**AIM OF THE TASK:**
In the answer, each line must appear exactly as in the records, and no picture may appear.

**RECORD EXTRACTS:**
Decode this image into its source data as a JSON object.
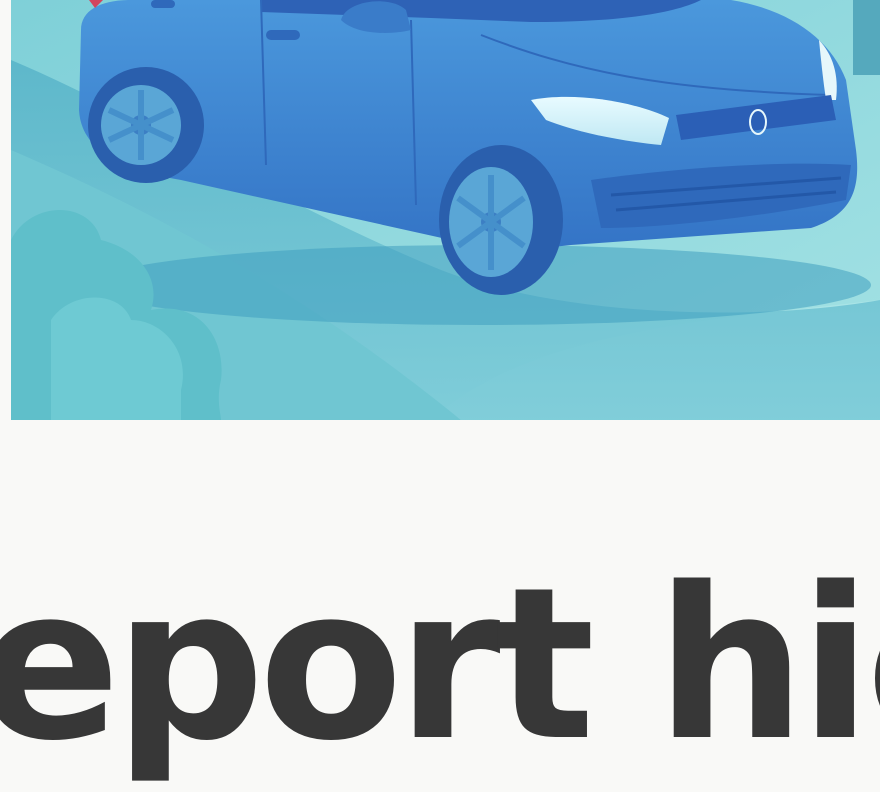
{
  "hero": {
    "icon": "car-illustration",
    "colors": {
      "sky": "#7fd0d8",
      "road": "#62b8cc",
      "car_body": "#3d86d2",
      "car_dark": "#2b5fb6",
      "bush": "#5fbfca"
    }
  },
  "article": {
    "headline": "eport high"
  }
}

**OUTPUT FOR THIS TASK:**
Decode this image into its source data as a JSON object.
{
  "hero": {
    "icon": "car-illustration",
    "colors": {
      "sky": "#7fd0d8",
      "road": "#62b8cc",
      "car_body": "#3d86d2",
      "car_dark": "#2b5fb6",
      "bush": "#5fbfca"
    }
  },
  "article": {
    "headline": "eport high"
  }
}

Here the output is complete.